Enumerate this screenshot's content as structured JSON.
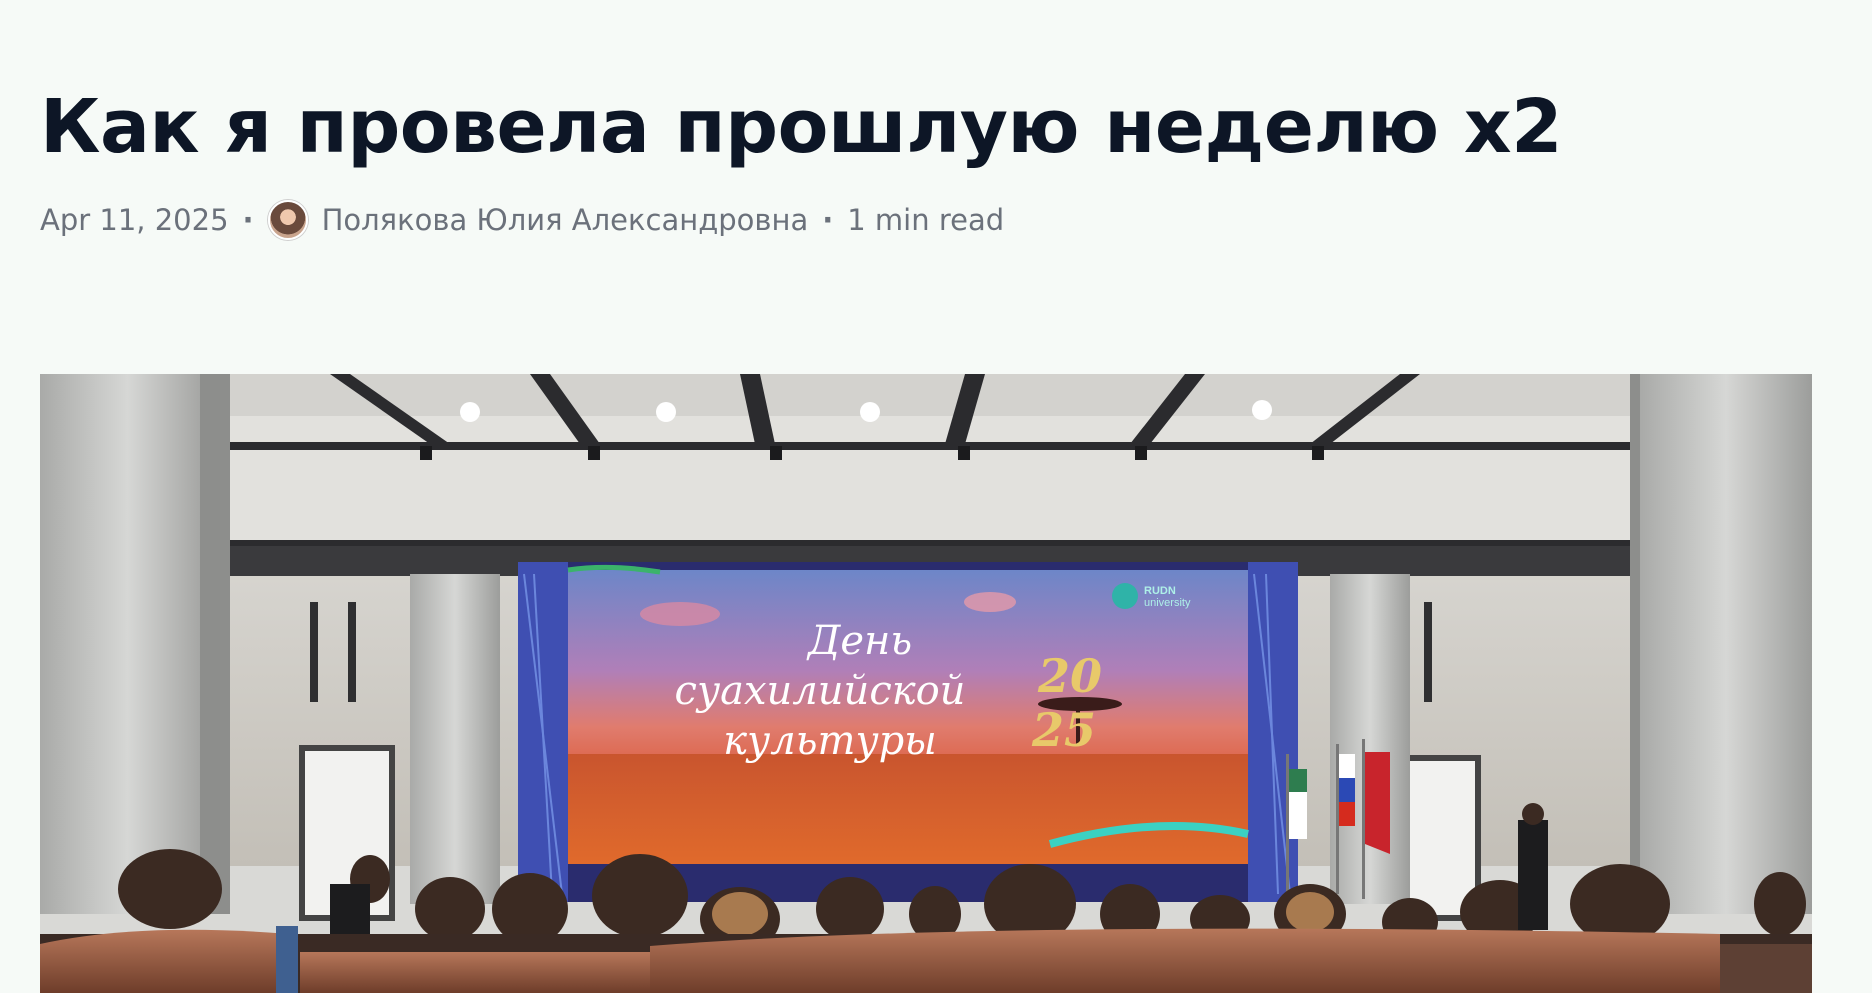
{
  "article": {
    "title": "Как я провела прошлую неделю x2",
    "date": "Apr 11, 2025",
    "separator": "·",
    "author": "Полякова Юлия Александровна",
    "read_time": "1 min read"
  },
  "hero_image": {
    "screen_title_line1": "День",
    "screen_title_line2": "суахилийской",
    "screen_title_line3": "культуры",
    "screen_year_top": "20",
    "screen_year_bottom": "25",
    "logo_text_1": "RUDN",
    "logo_text_2": "university"
  },
  "colors": {
    "background": "#f6faf7",
    "title": "#0d1626",
    "meta": "#6b717b"
  }
}
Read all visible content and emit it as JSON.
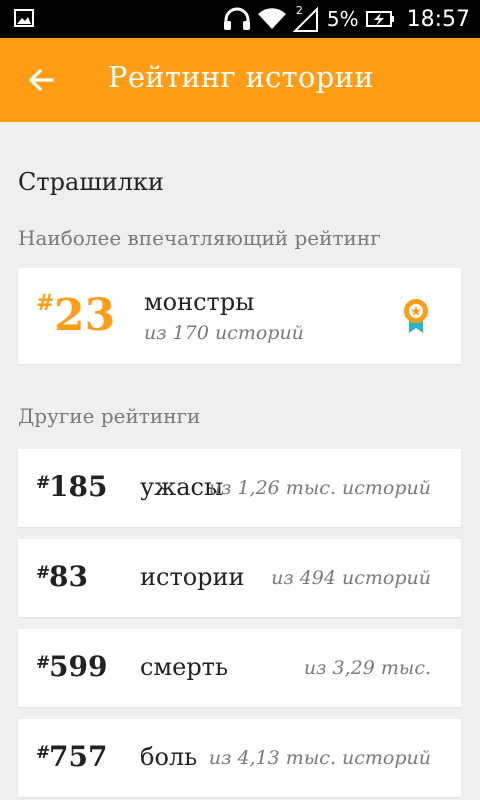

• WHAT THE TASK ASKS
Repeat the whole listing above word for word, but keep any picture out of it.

• EXERCISE RESPONSE
Enumerate this screenshot's content as structured JSON.
{
  "article": {
    "title": "Как я провела прошлую неделю x2",
    "date": "Apr 11, 2025",
    "separator": "·",
    "author": "Полякова Юлия Александровна",
    "read_time": "1 min read"
  },
  "hero_image": {
    "screen_title_line1": "День",
    "screen_title_line2": "суахилийской",
    "screen_title_line3": "культуры",
    "screen_year_top": "20",
    "screen_year_bottom": "25",
    "logo_text_1": "RUDN",
    "logo_text_2": "university"
  },
  "colors": {
    "background": "#f6faf7",
    "title": "#0d1626",
    "meta": "#6b717b"
  }
}
Read all visible content and emit it as JSON.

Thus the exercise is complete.